» Exercise prompt:
Find all the lines in the entries below that hold the word "category" and copy them.

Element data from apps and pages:
◆ ◆ ◆ ◆ ◆

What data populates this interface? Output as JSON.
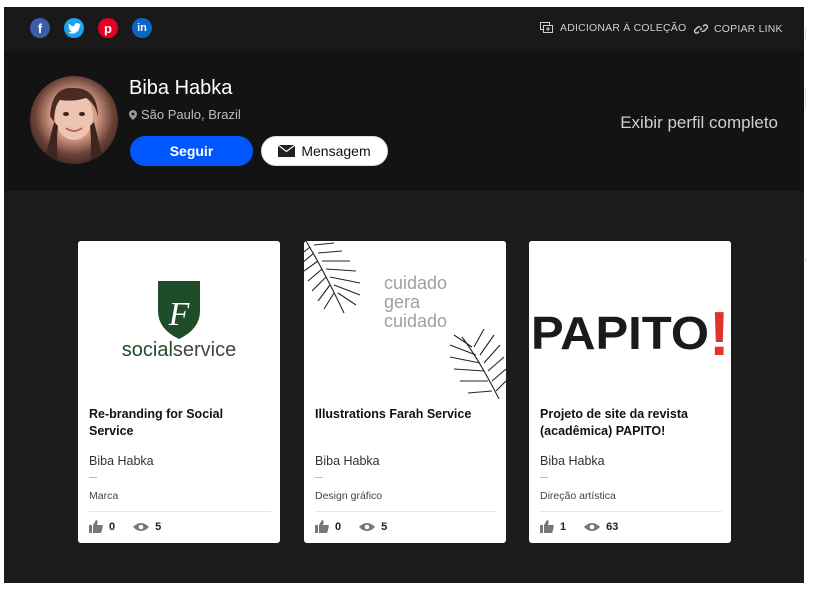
{
  "share": {
    "icons": [
      "facebook-icon",
      "twitter-icon",
      "pinterest-icon",
      "linkedin-icon"
    ],
    "add_collection": "ADICIONAR À COLEÇÃO",
    "copy_link": "COPIAR LINK"
  },
  "profile": {
    "name": "Biba Habka",
    "location": "São Paulo, Brazil",
    "follow": "Seguir",
    "message": "Mensagem",
    "full_profile": "Exibir perfil completo"
  },
  "projects": [
    {
      "title": "Re-branding for Social Service",
      "author": "Biba Habka",
      "category": "Marca",
      "likes": "0",
      "views": "5",
      "cover": {
        "brand_left": "social",
        "brand_right": "service",
        "monogram": "F",
        "color": "#1f4d2a"
      }
    },
    {
      "title": "Illustrations Farah Service",
      "author": "Biba Habka",
      "category": "Design gráfico",
      "likes": "0",
      "views": "5",
      "cover": {
        "lines": [
          "cuidado",
          "gera",
          "cuidado"
        ]
      }
    },
    {
      "title": "Projeto de site da revista (acadêmica) PAPITO!",
      "author": "Biba Habka",
      "category": "Direção artística",
      "likes": "1",
      "views": "63",
      "cover": {
        "wordmark": "PAPITO",
        "accent": "!",
        "accent_color": "#e0342c"
      }
    }
  ],
  "colors": {
    "accent": "#0057ff",
    "frame": "#1c1c1c"
  }
}
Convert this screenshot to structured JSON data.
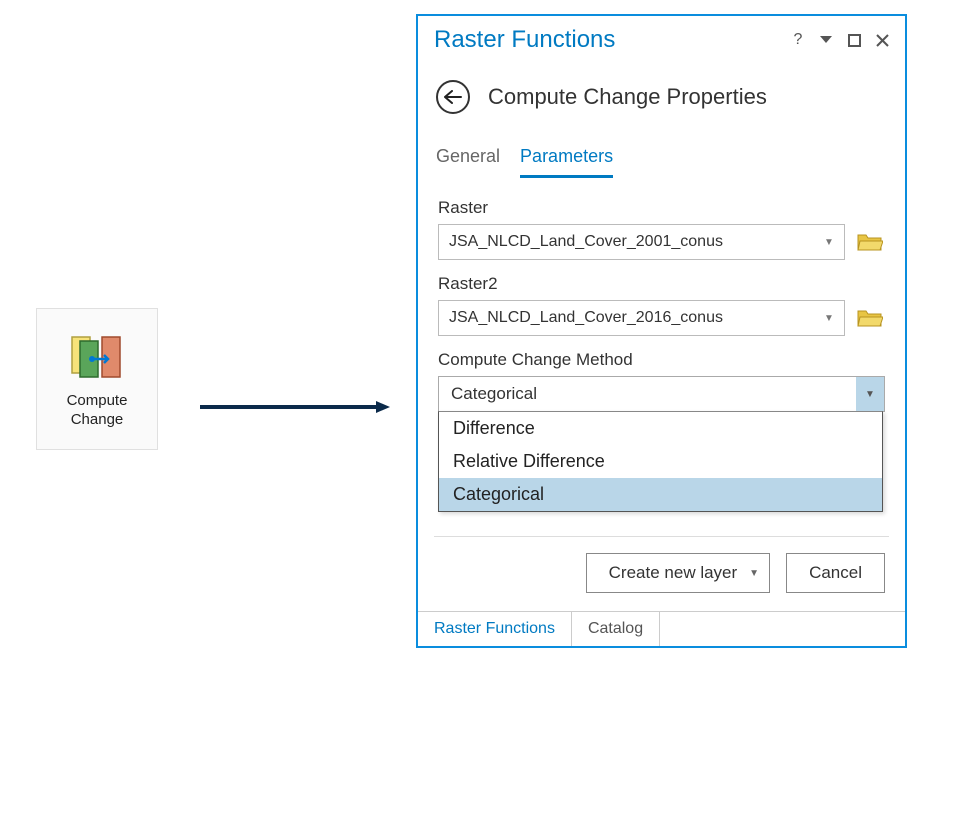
{
  "icon_card": {
    "label_line1": "Compute",
    "label_line2": "Change"
  },
  "panel": {
    "title": "Raster Functions",
    "heading": "Compute Change Properties",
    "tabs": {
      "general": "General",
      "parameters": "Parameters"
    },
    "fields": {
      "raster_label": "Raster",
      "raster_value": "JSA_NLCD_Land_Cover_2001_conus",
      "raster2_label": "Raster2",
      "raster2_value": "JSA_NLCD_Land_Cover_2016_conus",
      "method_label": "Compute Change Method",
      "method_value": "Categorical"
    },
    "method_options": {
      "opt1": "Difference",
      "opt2": "Relative Difference",
      "opt3": "Categorical"
    },
    "actions": {
      "create": "Create new layer",
      "cancel": "Cancel"
    },
    "bottom_tabs": {
      "rf": "Raster Functions",
      "catalog": "Catalog"
    }
  }
}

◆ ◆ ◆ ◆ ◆

» Answer:
      "category": "Marca",
      "category": "Design gráfico",
      "category": "Direção artística",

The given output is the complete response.